3,619
44.44
1,420
17.44
62
0.76
1970
Topps
3,849
740
5.20
1,789
46.48
206
5.35
7
0.18
1971
Topps
3,849
752
5.12
2,222
57.73
138
3.59
5
0.13
1972
Topps
4,616
787
5.87
2,134
46.23
427
9.25
12
0.26
1973
Topps
2,852
660
4.32
1,250
43.83
369
12.94
37
1.30
1974
Topps
2,479
660
3.76
1,085
43.77
383
15.45
17
0.69
1975
Topps
4,750
660
7.20
2,317
48.78
350
7.37
12
0.25
 
(A) The multiple is the average number of each card graded from the set, determining relative scarcity (B) Normal 8 range of 35 - 55% (C) Normal 9 range of 2 - 8% (D) Normal 10 range of .10 - .30 % (E) All numbers are from the Fall 1999 PSA Population Report
 
Sorted by Multiple, Least Common to Most Common
1960's:
 
1966 Topps
5,032
598
8.41
2,295
45.61
301
5.98
11
0.22
1967 Topps
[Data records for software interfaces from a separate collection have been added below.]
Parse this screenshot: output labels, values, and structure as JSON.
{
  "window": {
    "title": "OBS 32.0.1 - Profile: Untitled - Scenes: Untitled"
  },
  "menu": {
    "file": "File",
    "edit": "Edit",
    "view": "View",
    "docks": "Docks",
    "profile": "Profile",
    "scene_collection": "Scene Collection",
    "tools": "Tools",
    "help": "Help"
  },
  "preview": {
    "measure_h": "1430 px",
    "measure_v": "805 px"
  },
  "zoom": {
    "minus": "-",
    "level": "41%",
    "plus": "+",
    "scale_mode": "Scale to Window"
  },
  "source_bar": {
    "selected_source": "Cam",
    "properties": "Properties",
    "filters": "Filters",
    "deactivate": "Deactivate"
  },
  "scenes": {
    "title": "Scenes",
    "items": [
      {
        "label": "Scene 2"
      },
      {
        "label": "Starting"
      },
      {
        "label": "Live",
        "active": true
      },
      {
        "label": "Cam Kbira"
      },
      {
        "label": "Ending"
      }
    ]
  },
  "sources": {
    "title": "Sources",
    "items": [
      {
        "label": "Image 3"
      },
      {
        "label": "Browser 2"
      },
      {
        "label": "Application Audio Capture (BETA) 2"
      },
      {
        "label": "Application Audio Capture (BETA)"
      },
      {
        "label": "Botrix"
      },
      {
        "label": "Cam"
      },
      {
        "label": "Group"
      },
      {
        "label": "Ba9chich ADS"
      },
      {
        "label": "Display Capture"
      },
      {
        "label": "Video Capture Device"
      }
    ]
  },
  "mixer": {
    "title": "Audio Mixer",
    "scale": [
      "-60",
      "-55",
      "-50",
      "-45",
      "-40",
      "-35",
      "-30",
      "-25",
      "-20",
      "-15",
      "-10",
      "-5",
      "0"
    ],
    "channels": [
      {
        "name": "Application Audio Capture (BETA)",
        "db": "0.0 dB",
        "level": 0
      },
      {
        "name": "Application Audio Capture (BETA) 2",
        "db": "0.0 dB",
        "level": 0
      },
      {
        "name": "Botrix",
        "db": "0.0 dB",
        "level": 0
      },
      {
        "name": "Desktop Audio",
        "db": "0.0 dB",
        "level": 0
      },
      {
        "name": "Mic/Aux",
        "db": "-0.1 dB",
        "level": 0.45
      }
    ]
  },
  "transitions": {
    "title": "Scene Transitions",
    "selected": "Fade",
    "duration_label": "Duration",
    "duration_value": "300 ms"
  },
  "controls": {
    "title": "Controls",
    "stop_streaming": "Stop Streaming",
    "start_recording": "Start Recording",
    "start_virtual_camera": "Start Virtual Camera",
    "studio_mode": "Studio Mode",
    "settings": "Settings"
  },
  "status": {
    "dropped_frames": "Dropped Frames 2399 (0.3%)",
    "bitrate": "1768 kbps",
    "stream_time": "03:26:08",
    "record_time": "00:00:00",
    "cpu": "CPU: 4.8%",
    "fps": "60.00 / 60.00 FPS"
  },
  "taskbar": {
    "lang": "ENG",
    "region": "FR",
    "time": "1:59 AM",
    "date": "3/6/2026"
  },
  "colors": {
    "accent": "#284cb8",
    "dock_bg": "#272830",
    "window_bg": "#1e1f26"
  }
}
6,755
609
11.09
3,574
52.91
552
8.17
4
0.06
1964 Topps
6,856
587
11.68
3,474
50.67
584
8.52
20
0.29
1969 Topps
8,144
664
12.27
3,619
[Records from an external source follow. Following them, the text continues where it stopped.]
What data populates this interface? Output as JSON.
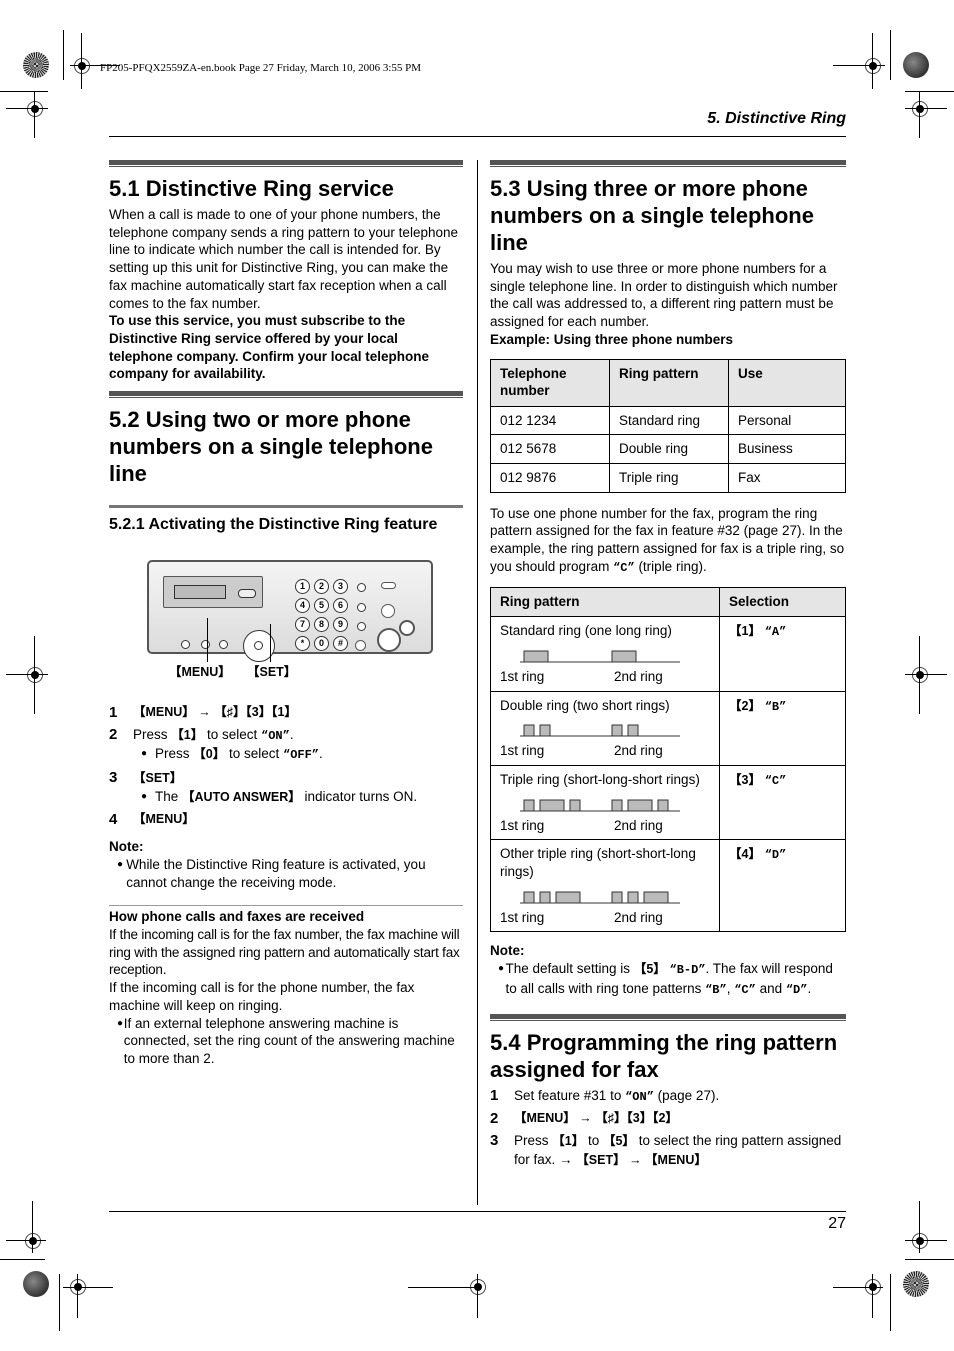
{
  "print_info": "FP205-PFQX2559ZA-en.book  Page 27  Friday, March 10, 2006  3:55 PM",
  "running_head": "5. Distinctive Ring",
  "page_number": "27",
  "s51": {
    "title": "5.1 Distinctive Ring service",
    "body": "When a call is made to one of your phone numbers, the telephone company sends a ring pattern to your telephone line to indicate which number the call is intended for. By setting up this unit for Distinctive Ring, you can make the fax machine automatically start fax reception when a call comes to the fax number.",
    "bold_body": "To use this service, you must subscribe to the Distinctive Ring service offered by your local telephone company. Confirm your local telephone company for availability."
  },
  "s52": {
    "title": "5.2 Using two or more phone numbers on a single telephone line",
    "sub_title": "5.2.1 Activating the Distinctive Ring feature",
    "device": {
      "keys": [
        "1",
        "2",
        "3",
        "4",
        "5",
        "6",
        "7",
        "8",
        "9",
        "*",
        "0",
        "#"
      ],
      "callout_menu": "【MENU】",
      "callout_set": "【SET】"
    },
    "steps": [
      {
        "num": "1",
        "text": "【MENU】 → 【♯】【3】【1】"
      },
      {
        "num": "2",
        "pre": "Press ",
        "key": "【1】",
        "mid": " to select ",
        "val": "“ON”",
        "post": ".",
        "bullet": {
          "pre": "Press ",
          "key": "【0】",
          "mid": " to select ",
          "val": "“OFF”",
          "post": "."
        }
      },
      {
        "num": "3",
        "text": "【SET】",
        "bullet": {
          "pre": "The ",
          "key": "【AUTO ANSWER】",
          "post": " indicator turns ON."
        }
      },
      {
        "num": "4",
        "text": "【MENU】"
      }
    ],
    "note_title": "Note:",
    "note": "While the Distinctive Ring feature is activated, you cannot change the receiving mode.",
    "how_title": "How phone calls and faxes are received",
    "how_p1": "If the incoming call is for the fax number, the fax machine will ring with the assigned ring pattern and automatically start fax reception.",
    "how_p2": "If the incoming call is for the phone number, the fax machine will keep on ringing.",
    "how_bullet": "If an external telephone answering machine is connected, set the ring count of the answering machine to more than 2."
  },
  "s53": {
    "title": "5.3 Using three or more phone numbers on a single telephone line",
    "body": "You may wish to use three or more phone numbers for a single telephone line. In order to distinguish which number the call was addressed to, a different ring pattern must be assigned for each number.",
    "example": "Example: Using three phone numbers",
    "table1": {
      "headers": [
        "Telephone number",
        "Ring pattern",
        "Use"
      ],
      "rows": [
        [
          "012 1234",
          "Standard ring",
          "Personal"
        ],
        [
          "012 5678",
          "Double ring",
          "Business"
        ],
        [
          "012 9876",
          "Triple ring",
          "Fax"
        ]
      ]
    },
    "after_table": "To use one phone number for the fax, program the ring pattern assigned for the fax in feature #32 (page 27). In the example, the ring pattern assigned for fax is a triple ring, so you should program ",
    "after_table_val": "“C”",
    "after_table_post": " (triple ring).",
    "table2": {
      "headers": [
        "Ring pattern",
        "Selection"
      ],
      "rows": [
        {
          "desc": "Standard ring (one long ring)",
          "pattern": [
            "L"
          ],
          "key": "【1】",
          "val": "“A”"
        },
        {
          "desc": "Double ring (two short rings)",
          "pattern": [
            "S",
            "S"
          ],
          "key": "【2】",
          "val": "“B”"
        },
        {
          "desc": "Triple ring (short-long-short rings)",
          "pattern": [
            "S",
            "L",
            "S"
          ],
          "key": "【3】",
          "val": "“C”"
        },
        {
          "desc": "Other triple ring (short-short-long rings)",
          "pattern": [
            "S",
            "S",
            "L"
          ],
          "key": "【4】",
          "val": "“D”"
        }
      ],
      "label_first": "1st ring",
      "label_second": "2nd ring"
    },
    "note_title": "Note:",
    "note_pre": "The default setting is ",
    "note_key": "【5】",
    "note_val": "“B-D”",
    "note_post": ". The fax will respond to all calls with ring tone patterns ",
    "note_b": "“B”",
    "note_c": "“C”",
    "note_d": "“D”"
  },
  "s54": {
    "title": "5.4 Programming the ring pattern assigned for fax",
    "steps": [
      {
        "num": "1",
        "pre": "Set feature #31 to ",
        "val": "“ON”",
        "post": " (page 27)."
      },
      {
        "num": "2",
        "text": "【MENU】 → 【♯】【3】【2】"
      },
      {
        "num": "3",
        "pre": "Press ",
        "k1": "【1】",
        "mid": " to ",
        "k2": "【5】",
        "post": " to select the ring pattern assigned for fax. → ",
        "k3": "【SET】 → 【MENU】"
      }
    ]
  }
}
44.44
1,420
17.44
62
0.76
1965 Topps
8,117
598
13.57
3,893
47.96
675
8.32
13
0.16
1968 Topps
9,638
598
16.12
3,742
38.83
1,408
14.61
173
1.79
1960 Topps
9,698
572
16.95
3,818
39.37
438
4.52
6
0.06
1963 Topps
10,076
576
17.49
5,315
52.75
573
5.69
12
0.12
1962 Topps
10,520
598
17.59
5,435
51.66
802
7.62
14
0.13
1961 Topps
13,210
589
22.43
6,542
49.52
954
7.22
47
0.36
1959 & earlier:
 
1955 Bowman
5,754
320
17.98
2,979
51.77
211
3.67
16
0.28
1950 Bowman
4,561
252
18.10
2,056
45.08
193
4.23
6
0.13
1949 Bowman
4,947
240
20.61
1,796
36.30
207
4.18
11
0.22
1958 Topps
10,681
495
21.58
4,565
42.74
459
4.30
8
0.07
1959 Topps
12,375
572
21.63
5,699
46.05
671
5.42
13
0.11
1954 Bowman
5,153
224
23.00
2,313
44.89
231
4.48
8
0.16
1951 Bowman
8,244
324
25.44
3,935
47.73
247
3.00
5
0.06
1952 Bowman
7,516
252
29.83
3,228
42.95
324
4.31
9
0.12
1948 Bowman
1,638
48
34.13
641
39.13
128
7.81
3
0.18
1953 Topps
10,717
280
38.28
4,786
44.66
295
2.75
3
0.03
1954 Topps
9,795
250
39.18
4,169
42.56
326
3.33
3
0.03
1957 Topps
18,666
411
45.42
8,878
47.56
962
5.15
69
0.37
1953C Bowman
7,580
160
47.38
2,881
38.01
149
1.97
1
0.01
1952 Topps
20,562
407
50.52
6,773
32.94
570
2.77
47
0.23
1955 Topps
10,940
206
53.11
4,461
40.78
237
2.17
7
0.06
1956 Topps
20,827
342
60.90
10,041
48.21
826
3.97
25
0.12
 



Chris Porter handles both Direct Sales and Auctions for Superior Sports Auctions of Traverse City, Michigan. He can be reached at (231) 922 - 9862.